Implements hook_help().
September 17, 2015

This post is part of our Drupal 8 series.

A few weeks back, we started with a seemingly easy task; installing Drupal 8. There were hidden complexities and challenges, but they’re definitely surmountable. In this edition, we’ll continue to build upon the technical foundation with a task that will be incredibly important for early adopters; custom module development.

The second challenge: make a custom module

Specifically, create a module that defines a block that executes dynamic, cacheable code. Again, this is something that sounds easy on the surface, but there’s a lot of hidden complexity.

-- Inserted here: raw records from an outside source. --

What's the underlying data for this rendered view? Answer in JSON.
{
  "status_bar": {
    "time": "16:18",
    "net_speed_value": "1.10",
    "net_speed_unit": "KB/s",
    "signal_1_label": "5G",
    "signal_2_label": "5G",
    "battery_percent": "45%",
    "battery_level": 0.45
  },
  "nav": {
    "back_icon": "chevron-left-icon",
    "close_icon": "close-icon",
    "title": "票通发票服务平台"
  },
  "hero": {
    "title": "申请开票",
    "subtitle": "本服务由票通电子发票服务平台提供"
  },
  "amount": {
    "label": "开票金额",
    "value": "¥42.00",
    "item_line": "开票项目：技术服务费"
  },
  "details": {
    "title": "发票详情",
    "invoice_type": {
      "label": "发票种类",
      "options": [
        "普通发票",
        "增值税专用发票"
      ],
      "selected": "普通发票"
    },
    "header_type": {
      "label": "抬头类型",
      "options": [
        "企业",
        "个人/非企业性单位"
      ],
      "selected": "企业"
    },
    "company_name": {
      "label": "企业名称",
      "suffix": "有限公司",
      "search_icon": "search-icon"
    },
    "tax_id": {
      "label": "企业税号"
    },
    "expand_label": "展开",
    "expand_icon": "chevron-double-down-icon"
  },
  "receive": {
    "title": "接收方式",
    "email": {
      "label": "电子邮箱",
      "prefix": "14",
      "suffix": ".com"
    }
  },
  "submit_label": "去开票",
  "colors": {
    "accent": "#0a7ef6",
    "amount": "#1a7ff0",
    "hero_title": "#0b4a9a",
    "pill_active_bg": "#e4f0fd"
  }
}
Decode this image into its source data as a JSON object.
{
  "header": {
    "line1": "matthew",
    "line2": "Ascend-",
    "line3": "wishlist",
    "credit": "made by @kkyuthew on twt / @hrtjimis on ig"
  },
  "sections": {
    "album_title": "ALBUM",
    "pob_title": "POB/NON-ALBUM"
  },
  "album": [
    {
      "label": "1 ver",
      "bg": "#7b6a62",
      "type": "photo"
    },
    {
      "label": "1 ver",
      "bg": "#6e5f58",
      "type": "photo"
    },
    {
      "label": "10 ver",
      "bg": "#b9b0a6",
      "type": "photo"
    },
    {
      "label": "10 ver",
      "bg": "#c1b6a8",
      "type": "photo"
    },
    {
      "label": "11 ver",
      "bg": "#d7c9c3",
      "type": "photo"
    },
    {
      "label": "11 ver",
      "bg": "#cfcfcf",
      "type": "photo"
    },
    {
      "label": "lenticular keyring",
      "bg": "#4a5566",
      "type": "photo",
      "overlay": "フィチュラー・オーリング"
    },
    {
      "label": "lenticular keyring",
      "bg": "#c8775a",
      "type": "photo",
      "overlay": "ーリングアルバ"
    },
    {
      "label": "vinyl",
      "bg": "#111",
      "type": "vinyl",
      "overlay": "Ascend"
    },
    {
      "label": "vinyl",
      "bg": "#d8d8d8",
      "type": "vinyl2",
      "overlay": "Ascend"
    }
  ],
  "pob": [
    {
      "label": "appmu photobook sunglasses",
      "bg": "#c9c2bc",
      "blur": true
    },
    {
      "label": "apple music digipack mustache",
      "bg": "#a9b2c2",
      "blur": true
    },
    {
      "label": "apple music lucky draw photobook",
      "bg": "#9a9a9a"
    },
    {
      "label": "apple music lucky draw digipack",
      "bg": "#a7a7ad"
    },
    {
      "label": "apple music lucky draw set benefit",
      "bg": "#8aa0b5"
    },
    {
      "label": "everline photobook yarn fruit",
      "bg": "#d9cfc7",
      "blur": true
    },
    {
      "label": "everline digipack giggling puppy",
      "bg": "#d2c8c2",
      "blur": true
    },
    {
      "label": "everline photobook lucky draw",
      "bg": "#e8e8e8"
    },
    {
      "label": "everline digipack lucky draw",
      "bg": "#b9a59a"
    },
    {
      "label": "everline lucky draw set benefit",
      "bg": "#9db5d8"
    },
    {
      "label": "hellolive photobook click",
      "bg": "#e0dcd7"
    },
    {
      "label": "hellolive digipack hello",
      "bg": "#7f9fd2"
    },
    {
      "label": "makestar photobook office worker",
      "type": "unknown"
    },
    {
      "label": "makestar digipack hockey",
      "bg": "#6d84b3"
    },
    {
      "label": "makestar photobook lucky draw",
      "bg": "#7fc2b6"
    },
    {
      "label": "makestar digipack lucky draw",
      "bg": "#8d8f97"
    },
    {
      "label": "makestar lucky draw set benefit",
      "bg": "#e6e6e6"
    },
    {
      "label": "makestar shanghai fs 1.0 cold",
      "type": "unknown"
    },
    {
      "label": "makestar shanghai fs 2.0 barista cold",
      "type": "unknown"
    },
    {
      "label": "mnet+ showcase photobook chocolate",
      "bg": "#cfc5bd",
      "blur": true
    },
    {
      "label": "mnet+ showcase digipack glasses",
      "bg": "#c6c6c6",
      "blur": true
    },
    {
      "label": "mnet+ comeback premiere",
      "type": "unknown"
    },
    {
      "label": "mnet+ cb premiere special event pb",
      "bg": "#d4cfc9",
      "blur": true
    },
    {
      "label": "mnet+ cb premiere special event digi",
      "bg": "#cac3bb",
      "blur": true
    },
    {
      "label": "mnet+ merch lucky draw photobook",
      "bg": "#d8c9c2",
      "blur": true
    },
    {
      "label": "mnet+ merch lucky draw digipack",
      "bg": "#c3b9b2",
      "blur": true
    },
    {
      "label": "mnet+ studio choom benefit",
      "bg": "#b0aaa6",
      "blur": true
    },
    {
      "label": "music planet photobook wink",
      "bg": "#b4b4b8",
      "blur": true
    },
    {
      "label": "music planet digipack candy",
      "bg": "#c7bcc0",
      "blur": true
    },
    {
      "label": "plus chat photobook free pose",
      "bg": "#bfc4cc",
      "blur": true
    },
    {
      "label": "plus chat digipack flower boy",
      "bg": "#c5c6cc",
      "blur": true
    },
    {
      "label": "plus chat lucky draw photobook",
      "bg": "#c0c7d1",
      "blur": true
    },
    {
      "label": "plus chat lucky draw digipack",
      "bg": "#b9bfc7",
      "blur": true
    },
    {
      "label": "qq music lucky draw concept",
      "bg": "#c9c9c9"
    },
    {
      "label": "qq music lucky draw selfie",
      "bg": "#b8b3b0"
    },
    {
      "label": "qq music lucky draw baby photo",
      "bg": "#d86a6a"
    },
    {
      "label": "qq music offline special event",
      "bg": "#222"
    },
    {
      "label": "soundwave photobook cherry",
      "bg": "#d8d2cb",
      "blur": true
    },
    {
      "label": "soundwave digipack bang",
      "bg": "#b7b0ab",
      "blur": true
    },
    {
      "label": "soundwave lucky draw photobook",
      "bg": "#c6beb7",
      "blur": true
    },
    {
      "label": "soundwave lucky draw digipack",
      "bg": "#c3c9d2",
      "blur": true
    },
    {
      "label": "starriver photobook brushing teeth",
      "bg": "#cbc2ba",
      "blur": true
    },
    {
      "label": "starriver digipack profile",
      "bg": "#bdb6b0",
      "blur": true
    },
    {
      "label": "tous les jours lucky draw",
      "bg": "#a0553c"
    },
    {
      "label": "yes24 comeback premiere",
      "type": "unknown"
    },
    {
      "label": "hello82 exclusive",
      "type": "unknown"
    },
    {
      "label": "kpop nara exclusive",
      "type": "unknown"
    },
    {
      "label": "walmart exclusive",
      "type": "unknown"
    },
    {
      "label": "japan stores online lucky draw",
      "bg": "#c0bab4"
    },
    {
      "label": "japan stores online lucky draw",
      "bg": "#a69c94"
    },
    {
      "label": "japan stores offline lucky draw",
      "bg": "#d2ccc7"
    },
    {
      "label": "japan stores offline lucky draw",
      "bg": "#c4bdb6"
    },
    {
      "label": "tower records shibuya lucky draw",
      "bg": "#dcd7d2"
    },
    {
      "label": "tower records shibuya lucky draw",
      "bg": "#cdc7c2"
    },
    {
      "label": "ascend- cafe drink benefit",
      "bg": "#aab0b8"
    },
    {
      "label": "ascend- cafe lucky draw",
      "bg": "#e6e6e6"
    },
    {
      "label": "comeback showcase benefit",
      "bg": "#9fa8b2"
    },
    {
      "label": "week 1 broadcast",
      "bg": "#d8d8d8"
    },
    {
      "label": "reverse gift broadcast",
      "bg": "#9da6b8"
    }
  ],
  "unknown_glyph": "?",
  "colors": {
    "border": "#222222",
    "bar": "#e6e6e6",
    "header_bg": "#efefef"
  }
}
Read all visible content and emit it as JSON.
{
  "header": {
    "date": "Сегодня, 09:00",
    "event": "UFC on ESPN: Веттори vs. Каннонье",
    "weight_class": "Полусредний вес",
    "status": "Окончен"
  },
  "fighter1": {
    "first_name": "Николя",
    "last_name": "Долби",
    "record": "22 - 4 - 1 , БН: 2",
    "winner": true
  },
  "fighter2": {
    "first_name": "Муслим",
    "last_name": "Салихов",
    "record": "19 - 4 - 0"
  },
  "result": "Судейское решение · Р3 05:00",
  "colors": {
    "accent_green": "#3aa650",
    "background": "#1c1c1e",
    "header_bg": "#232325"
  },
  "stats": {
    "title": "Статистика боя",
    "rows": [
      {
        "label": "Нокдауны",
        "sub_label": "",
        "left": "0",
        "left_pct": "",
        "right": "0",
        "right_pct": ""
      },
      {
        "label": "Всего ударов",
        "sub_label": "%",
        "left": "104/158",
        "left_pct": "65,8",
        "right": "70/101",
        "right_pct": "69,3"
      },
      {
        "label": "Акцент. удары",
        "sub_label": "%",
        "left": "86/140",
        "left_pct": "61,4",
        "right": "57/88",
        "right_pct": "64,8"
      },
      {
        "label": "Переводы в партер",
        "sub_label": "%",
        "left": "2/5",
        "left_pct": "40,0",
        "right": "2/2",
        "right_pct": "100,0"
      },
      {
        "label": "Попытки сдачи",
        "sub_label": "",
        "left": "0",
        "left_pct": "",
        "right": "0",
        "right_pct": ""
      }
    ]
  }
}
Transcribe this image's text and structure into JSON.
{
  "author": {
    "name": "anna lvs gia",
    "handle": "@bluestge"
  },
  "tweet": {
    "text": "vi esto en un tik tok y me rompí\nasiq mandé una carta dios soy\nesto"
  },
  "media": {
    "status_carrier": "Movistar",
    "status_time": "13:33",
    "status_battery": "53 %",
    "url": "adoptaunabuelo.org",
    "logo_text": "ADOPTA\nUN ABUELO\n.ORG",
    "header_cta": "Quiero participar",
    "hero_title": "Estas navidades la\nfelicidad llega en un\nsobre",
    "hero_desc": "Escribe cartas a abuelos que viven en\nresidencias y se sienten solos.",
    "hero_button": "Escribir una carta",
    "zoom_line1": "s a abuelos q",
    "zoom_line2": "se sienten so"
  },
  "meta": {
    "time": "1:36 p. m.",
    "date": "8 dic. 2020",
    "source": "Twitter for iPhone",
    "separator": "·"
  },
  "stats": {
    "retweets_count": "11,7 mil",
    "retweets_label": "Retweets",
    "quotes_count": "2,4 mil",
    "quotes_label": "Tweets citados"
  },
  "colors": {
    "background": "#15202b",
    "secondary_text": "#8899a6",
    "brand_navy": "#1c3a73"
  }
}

For example, Drupal 8 modules now include YAML configuration files, PSR-4 structures, and a different paradigm (sorry) for interacting with Drupal.

Fortunately, there’s a tool to help - the Drupal Console, which can be used to generate scaffolding for custom code.

Lessons learned

  • Drupal Console is extremely efficient and effective at generating working code, including services.
  • Drupal Console may be a potential replacement for Drush for most day-to-day operations.
  • Blocks enabled through the Drupal UI are cached forever by default.
    • In order to deliver dynamic content in a block, the block caching had to be manually disabled.

Some developers also experimented with module upgrading.

Spoiler: caching the current time

Here’s the source code of a block with custom caching in current_time/src/Plugin/Block/CurrentTimeBlock.php:

 * @file
 * Contains Drupal\current_time\Plugin\Block\CurrentTimeBlock.

namespace Drupal\current_time\Plugin\Block;

use Drupal\Core\Block\BlockBase;

 * Provides a 'CurrentTimeBlock' block.
 * @Block(
 *  id = "current_time_block",
 *  admin_label = @Translation("Current Time"),
 * )
class CurrentTimeBlock extends BlockBase {

   * {@inheritdoc}
  public function build() {
    $build = [];

    $cid = 'current_time_block:time';

    $data = NULL;
    if ($cache = \Drupal::cache('current_time')->get($cid)) {
      $data = $cache->data;
    else {
      $data = time();
      \Drupal::cache('current_time')->set($cid, $data);

    $build['current_time_block']['#markup'] = t('Time: @time', array(
      '@time' => format_date($data, 'custom', 'c'),

    return $build;


The next challenge: theming a custom node with two fields

Bits and pieces are coming together, but it’s all very rough right now. What about the look and feel? Drupal 8 changed the default templating engine from PHPTemplate to Twig.

Create an node in code with at least two fields and render it with a twig template.

How’s it been so far? Tell us about your experience in the comments!

See Jon Peck's profile
Jon Peck
September 17, 2015

Posted in

Jon Peck is a senior engineer focused on back-end architecture, optimization and performance. Originally from Upstate New York, Jon currently lives in Castro Valley, California.